*** THE RECORDS Section Begins ***
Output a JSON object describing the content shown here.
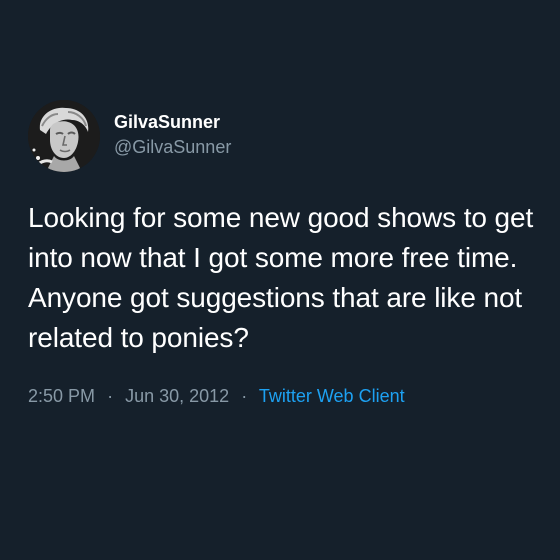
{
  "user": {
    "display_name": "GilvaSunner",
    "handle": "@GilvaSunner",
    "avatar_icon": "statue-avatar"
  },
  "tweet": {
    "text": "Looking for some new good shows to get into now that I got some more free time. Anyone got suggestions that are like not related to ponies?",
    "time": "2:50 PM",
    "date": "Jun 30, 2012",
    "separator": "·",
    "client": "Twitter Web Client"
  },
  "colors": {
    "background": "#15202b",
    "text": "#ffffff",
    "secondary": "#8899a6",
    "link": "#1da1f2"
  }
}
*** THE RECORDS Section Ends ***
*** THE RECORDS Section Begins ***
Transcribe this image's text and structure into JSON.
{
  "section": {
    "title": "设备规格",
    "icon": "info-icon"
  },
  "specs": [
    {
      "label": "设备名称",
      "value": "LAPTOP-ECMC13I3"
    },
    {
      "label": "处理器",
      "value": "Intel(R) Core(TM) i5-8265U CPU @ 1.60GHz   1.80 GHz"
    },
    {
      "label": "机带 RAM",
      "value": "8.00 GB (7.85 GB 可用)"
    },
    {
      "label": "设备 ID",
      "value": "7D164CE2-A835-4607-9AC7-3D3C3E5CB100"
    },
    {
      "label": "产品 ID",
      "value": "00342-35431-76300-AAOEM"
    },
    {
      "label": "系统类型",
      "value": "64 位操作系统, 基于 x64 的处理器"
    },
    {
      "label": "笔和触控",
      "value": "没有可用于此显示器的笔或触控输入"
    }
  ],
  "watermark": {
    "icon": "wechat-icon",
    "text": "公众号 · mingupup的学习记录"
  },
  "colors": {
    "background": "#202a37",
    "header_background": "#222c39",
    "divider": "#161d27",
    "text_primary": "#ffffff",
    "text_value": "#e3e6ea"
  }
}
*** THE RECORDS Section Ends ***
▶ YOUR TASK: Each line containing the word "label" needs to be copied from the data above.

▶ WORKED SOLUTION:
      "label": "设备名称",
      "label": "处理器",
      "label": "机带 RAM",
      "label": "设备 ID",
      "label": "产品 ID",
      "label": "系统类型",
      "label": "笔和触控",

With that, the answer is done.